    However, maybe this was meant tongue-in-cheek and I’m reading too much into it, but I disagree that kids need “great gobs of time to lie around and be bored.” Maybe if you’re a SAHM, your kids are young, and you can keep close tabs on them, but there of plenty of kids with work-outside-the-home parents, and they are bored and unsupervised, which is a bad combination. That’s when kids get into trouble — when they have too much idle time. Especially as they get older. Not to say that they shouldn’t have *some* time to lay around and do nothing, but busy is good. And just because they are busy does not mean they are not learning, having fun, or being creative.

    • Andrea Q says

      I assume the author meant kids don’t need to constantly have planned activities, classes and teams. All kids need time to just be at home and play. Over the years, I’ve known several families whose children were so over-scheduled that they had to beg their parents to let them stay home and relax sometimes.

    • AMotherWhoReadToMe says

      I think she’s talking to mom’s like me that tend to think I have to contstantly entertain my child. She loves having a day at home to just play. Quietly. By herself. Without me trying to squeeze in a bunch of activities. And playdates. And crafts.

  16. HokieKate says

    Roxaboxen is the book I’ve been searching for! I remember the story and pictures from my childhood but couldn’t remember the title. Thank you so much!

  17. emily says

    Definately need to add baler twine to that list!!! Entertains my kids for hours and then I spend hours cutting it off of everything!

  18. Theresa says

    Boxes! Contact appliance businesses or air conditioner installers, they always have lots of big boxes to make into tunnels, forts or houses.

  19. Elizabeth N. says

    I just had to comment to say how much I love that book Roxaboxen. It made me so happy to hear that someone else knows about that book. It is not as common as other children’s books.

  20. Laura says

    I love this post! Definitely a keeper.

    Have you read Not a Box? (I’m off to search for Roxaboxen.)

  21. says

    Love it! I’ll admit to rebellious thoughts this morning that included the desire to wear a sweater in insane heat :-)

  22. AMotherWhoReadToMe says

    Great ideas!

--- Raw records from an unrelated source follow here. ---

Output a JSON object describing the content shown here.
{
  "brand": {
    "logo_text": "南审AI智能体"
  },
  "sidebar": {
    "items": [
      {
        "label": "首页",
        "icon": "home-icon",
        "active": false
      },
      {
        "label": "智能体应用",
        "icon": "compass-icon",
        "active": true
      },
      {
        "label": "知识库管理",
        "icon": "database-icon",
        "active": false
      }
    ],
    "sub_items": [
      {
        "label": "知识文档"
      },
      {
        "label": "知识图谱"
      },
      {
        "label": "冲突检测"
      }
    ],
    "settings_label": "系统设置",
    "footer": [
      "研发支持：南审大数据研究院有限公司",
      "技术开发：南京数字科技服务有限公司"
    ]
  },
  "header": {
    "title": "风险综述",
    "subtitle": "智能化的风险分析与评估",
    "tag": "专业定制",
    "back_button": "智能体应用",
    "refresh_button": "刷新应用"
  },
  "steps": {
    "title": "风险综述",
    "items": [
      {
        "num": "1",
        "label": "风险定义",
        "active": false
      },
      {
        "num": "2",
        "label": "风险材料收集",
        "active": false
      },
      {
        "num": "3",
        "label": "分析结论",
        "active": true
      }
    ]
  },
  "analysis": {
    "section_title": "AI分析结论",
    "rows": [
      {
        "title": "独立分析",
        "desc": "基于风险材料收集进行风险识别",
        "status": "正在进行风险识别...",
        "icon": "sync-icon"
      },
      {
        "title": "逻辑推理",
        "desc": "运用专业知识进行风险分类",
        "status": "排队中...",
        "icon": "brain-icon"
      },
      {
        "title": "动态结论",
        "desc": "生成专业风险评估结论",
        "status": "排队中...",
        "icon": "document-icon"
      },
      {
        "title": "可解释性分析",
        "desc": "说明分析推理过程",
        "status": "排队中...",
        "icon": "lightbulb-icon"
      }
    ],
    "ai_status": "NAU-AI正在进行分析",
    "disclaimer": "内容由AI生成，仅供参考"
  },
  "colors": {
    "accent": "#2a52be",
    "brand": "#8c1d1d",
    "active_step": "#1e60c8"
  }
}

Can’t wait for the book to come out. I’m trying to decide if I want to homeschool my now 4 1/2 year old, and would love to hear about her experiences.

  23. Kristine says

    My girls love duct tape, yarn, fabric scraps, empty plastic containers, cardboard paper-towel rolls, etc. Simple pleasures. :)

  24. Cathe says

    Speaking as the retired homeschool mother of three adult sons and a few grandchildren, I totally and absolutely agree with this: “…if your children don’t have time to be bored, they won’t have time to be creative. Children need time at home, lots of it, great gobs of it, to lie around in, and think of things to do.” I used to believe in the “keep them busy to keep them out of trouble” theory, but it’s wrong. I wish I had learned that sooner.

  25. Letty says

    We LOVE Roxaboxen!! My older daughter found the book from her school library in 1st grade and would check it out so much we ended up buying our own copy!